This week, the Senate will consider a substitute amendment to HR 2029 that adjusts funding to comport with the two-year Balanced Budget Act of 2015:

Substitute Amendment to the FY 2016 MilCon-VA Appropriations Bill (HR 2029) 

“Recommends a total of $79.7 billion in discretionary funding, a more than $2.1 billion increase over the committee-reported bill. This amount is $7.9 billion above the FY2015 funding level and $1.0 billion over the President’s FY 2016 budget request,”according to the Senate Appropriations Committee.
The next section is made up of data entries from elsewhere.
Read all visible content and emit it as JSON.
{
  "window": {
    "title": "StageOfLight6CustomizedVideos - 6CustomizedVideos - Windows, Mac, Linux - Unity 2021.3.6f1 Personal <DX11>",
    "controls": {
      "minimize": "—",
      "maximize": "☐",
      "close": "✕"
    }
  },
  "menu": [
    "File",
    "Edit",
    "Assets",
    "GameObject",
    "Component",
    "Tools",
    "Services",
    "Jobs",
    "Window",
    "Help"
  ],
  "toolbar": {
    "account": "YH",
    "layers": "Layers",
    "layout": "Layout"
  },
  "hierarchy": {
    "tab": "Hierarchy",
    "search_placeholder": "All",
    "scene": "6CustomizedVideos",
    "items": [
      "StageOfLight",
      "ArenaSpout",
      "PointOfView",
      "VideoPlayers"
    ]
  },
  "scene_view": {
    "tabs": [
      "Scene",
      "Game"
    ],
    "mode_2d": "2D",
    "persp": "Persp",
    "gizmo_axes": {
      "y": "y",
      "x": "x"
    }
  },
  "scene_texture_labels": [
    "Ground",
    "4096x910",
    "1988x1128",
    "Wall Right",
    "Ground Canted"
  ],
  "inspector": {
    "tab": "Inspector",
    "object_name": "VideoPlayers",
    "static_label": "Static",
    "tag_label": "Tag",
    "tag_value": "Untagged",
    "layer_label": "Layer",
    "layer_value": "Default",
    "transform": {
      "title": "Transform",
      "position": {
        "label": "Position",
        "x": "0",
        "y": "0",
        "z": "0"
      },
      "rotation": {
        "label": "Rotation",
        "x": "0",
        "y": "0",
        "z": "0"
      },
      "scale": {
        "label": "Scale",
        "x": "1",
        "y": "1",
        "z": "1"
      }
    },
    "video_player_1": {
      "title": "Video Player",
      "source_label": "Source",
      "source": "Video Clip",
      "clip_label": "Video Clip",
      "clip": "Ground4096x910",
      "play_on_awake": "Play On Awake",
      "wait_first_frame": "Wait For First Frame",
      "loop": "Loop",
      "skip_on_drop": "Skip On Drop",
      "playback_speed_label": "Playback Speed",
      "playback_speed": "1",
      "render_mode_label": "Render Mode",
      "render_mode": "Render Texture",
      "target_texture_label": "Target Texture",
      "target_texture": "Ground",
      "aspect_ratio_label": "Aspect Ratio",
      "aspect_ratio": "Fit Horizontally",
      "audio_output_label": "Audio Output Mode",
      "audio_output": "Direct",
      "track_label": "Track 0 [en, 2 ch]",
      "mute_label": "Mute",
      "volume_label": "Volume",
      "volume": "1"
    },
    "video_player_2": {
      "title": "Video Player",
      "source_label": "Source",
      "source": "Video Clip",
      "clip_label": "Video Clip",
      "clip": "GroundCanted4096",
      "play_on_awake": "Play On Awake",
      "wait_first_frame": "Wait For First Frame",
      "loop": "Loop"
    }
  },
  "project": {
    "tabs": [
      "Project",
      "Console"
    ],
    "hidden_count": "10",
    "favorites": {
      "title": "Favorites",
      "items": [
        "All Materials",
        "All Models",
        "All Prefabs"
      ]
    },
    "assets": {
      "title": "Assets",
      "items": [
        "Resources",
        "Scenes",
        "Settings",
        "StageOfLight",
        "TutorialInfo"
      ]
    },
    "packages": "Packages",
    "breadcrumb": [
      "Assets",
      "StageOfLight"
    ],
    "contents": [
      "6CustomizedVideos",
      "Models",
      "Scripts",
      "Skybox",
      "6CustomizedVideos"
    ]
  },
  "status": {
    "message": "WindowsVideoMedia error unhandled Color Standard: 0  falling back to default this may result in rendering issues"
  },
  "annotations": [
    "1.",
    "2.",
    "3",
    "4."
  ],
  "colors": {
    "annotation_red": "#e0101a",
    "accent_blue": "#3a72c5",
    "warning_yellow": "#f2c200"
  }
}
“The substitute recommends $8.2 billion for military construction and $71.2 billion in discretionary funding for veterans programs, a $1.9 billion over the committee’s mark for the Department of Veterans Affairs. The increase of $1.9 billion is for VA Medical Services, increasing the total to $50.7 billion for the treatment and care for approximately 6.9 million veterans in FY2016. The substitute would provide a total of $101 million for the Arlington National Cemetery, a $30 million increase over the committee-approved bill.”


Please keep in mind that highlighting a bill doesn’t imply a POPVOX endorsement in any way. Rather, we’re simply trying to offer one more way to stay informed of a complex legislative system.